MATERIAL PROVIDED
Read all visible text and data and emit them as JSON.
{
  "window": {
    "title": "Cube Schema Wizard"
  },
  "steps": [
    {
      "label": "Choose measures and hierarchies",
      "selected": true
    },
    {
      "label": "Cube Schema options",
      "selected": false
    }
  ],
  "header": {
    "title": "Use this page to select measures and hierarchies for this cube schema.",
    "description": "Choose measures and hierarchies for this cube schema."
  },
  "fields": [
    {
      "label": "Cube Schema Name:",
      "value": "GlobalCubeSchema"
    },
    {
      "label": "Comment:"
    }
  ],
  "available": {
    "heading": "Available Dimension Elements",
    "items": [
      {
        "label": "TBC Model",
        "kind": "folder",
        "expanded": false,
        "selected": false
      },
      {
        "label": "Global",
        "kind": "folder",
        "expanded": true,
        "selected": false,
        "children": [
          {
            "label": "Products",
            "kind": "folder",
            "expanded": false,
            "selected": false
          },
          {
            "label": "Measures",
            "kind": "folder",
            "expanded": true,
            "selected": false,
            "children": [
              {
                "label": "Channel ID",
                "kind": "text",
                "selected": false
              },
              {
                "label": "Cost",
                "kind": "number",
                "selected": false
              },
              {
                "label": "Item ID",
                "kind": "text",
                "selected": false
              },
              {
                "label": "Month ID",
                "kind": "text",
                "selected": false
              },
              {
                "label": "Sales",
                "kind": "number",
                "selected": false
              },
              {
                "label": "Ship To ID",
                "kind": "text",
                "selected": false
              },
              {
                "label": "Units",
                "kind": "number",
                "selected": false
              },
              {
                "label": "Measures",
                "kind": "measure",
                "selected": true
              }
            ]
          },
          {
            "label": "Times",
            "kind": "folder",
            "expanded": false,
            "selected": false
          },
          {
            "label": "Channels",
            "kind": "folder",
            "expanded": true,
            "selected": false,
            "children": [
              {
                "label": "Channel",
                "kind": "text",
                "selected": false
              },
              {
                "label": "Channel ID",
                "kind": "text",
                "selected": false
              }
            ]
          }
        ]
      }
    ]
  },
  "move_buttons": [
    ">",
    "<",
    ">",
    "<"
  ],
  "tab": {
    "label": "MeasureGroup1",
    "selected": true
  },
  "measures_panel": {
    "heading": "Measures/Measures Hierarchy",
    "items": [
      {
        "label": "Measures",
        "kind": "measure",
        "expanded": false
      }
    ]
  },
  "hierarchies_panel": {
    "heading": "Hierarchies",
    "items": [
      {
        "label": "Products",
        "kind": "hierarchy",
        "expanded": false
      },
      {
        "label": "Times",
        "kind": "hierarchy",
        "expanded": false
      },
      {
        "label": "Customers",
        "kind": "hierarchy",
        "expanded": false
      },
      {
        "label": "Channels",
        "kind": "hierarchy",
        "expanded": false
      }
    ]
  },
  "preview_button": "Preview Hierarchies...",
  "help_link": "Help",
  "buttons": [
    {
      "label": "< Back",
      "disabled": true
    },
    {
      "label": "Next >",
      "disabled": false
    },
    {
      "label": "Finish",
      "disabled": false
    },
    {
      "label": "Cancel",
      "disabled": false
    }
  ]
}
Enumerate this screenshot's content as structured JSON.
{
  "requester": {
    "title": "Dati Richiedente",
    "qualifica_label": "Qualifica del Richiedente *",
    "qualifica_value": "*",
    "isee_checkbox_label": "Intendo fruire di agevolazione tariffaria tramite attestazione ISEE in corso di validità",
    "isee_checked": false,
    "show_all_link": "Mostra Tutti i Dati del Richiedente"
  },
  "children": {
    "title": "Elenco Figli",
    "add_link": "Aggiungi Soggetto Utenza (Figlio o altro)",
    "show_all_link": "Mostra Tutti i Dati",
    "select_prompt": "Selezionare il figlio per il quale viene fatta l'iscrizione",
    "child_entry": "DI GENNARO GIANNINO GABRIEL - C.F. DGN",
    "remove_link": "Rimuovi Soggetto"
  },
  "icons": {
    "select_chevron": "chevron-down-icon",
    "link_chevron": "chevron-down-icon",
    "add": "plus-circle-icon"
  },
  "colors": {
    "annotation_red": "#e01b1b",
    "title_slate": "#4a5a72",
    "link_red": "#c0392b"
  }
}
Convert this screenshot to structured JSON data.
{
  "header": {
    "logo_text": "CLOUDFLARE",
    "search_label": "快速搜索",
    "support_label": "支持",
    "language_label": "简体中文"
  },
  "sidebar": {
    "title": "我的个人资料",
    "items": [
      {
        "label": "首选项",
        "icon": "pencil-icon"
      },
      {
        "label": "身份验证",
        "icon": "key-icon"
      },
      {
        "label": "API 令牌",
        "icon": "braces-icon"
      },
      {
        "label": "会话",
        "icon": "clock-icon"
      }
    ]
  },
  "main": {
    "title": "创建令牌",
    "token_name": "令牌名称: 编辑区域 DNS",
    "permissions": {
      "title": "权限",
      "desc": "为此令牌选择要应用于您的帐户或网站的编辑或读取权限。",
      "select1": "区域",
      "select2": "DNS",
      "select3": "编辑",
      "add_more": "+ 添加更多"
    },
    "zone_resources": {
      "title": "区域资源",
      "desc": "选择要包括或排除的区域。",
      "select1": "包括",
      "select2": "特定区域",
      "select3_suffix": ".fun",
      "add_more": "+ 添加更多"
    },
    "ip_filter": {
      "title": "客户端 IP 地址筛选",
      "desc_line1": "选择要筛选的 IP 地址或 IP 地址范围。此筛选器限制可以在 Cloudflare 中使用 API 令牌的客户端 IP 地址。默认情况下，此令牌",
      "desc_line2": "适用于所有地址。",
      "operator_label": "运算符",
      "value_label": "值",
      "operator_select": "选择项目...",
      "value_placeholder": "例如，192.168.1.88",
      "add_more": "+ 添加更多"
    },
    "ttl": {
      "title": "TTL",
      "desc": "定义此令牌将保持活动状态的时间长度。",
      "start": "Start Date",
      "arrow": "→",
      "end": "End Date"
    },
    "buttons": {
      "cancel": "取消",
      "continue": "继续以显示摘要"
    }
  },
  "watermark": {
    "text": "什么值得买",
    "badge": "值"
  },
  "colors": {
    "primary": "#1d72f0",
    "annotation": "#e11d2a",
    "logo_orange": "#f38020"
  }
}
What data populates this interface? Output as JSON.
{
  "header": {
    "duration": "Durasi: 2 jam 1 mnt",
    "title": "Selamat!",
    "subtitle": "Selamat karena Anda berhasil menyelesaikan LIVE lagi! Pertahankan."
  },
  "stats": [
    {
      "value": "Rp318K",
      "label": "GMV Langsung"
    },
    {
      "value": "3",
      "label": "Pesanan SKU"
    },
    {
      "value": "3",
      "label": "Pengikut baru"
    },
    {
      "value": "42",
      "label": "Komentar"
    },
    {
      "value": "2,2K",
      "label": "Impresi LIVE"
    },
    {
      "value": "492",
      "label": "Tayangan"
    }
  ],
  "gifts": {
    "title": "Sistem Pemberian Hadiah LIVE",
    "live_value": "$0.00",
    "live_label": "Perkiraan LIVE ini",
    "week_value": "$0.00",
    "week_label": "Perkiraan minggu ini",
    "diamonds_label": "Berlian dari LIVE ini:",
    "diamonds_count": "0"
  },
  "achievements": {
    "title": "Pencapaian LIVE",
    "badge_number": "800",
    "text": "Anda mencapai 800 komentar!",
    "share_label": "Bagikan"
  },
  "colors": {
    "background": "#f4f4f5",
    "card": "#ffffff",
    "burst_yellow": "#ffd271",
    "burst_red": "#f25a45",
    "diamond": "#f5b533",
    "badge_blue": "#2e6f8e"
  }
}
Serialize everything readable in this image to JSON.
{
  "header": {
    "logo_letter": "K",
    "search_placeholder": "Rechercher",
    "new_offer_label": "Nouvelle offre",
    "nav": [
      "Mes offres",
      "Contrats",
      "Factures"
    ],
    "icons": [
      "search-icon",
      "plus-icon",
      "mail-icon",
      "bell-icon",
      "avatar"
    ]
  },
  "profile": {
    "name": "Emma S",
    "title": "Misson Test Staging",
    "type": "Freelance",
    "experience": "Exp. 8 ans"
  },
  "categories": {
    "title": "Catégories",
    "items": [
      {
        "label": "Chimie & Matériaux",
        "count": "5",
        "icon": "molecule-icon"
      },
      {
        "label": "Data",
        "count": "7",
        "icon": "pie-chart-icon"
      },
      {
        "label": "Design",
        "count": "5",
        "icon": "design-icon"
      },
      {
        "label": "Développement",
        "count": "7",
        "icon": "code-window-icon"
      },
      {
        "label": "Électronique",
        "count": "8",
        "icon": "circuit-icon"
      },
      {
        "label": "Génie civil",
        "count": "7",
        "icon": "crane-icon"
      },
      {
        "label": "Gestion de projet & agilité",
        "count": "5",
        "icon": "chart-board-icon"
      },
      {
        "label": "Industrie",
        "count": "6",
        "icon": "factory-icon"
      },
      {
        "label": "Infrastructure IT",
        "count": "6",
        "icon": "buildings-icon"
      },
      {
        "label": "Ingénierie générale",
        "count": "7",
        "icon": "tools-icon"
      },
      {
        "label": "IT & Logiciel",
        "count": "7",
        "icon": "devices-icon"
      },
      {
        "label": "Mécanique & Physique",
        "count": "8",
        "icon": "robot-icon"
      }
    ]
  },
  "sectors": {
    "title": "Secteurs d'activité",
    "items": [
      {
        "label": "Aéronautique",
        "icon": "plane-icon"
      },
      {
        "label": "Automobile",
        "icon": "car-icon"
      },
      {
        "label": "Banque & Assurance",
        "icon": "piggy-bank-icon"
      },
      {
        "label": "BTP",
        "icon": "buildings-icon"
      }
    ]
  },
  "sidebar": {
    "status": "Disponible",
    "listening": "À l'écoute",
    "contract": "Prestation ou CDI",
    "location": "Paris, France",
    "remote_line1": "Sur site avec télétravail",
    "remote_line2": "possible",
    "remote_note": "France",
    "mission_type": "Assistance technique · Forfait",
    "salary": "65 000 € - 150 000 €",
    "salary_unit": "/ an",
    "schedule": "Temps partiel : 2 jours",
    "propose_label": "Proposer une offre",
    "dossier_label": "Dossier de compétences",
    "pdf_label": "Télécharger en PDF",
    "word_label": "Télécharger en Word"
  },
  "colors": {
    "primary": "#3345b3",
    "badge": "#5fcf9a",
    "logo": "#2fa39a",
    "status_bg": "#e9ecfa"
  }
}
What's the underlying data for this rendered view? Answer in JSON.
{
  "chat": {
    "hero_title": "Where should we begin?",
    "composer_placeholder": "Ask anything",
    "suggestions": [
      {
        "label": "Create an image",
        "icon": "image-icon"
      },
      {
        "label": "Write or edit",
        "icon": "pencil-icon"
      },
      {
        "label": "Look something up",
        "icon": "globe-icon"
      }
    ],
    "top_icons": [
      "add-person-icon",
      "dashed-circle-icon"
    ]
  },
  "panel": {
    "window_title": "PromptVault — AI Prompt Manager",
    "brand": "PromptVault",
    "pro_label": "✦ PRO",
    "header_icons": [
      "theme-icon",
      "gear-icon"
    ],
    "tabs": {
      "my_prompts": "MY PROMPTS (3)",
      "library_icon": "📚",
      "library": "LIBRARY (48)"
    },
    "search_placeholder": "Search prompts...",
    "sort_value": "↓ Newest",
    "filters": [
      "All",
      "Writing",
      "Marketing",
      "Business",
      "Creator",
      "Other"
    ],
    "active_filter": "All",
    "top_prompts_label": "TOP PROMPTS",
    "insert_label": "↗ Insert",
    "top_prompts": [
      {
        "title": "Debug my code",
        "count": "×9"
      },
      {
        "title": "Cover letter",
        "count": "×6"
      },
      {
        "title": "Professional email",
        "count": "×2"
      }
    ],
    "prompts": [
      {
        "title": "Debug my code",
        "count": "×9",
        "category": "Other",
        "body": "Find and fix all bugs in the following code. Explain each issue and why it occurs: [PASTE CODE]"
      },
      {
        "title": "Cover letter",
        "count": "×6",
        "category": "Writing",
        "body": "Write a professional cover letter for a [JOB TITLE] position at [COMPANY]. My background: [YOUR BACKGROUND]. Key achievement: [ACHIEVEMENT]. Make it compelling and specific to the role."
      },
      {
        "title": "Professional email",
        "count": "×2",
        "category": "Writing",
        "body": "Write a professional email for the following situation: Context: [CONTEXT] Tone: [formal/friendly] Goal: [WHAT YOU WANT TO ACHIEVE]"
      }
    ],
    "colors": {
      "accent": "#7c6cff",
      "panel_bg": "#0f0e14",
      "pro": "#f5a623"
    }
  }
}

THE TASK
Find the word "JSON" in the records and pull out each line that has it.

YOUR SOLUTION
Read all visible text and data and emit them as JSON.
Enumerate this screenshot's content as structured JSON.
Convert this screenshot to structured JSON data.
What data populates this interface? Output as JSON.
Serialize everything readable in this image to JSON.
What's the underlying data for this rendered view? Answer in JSON.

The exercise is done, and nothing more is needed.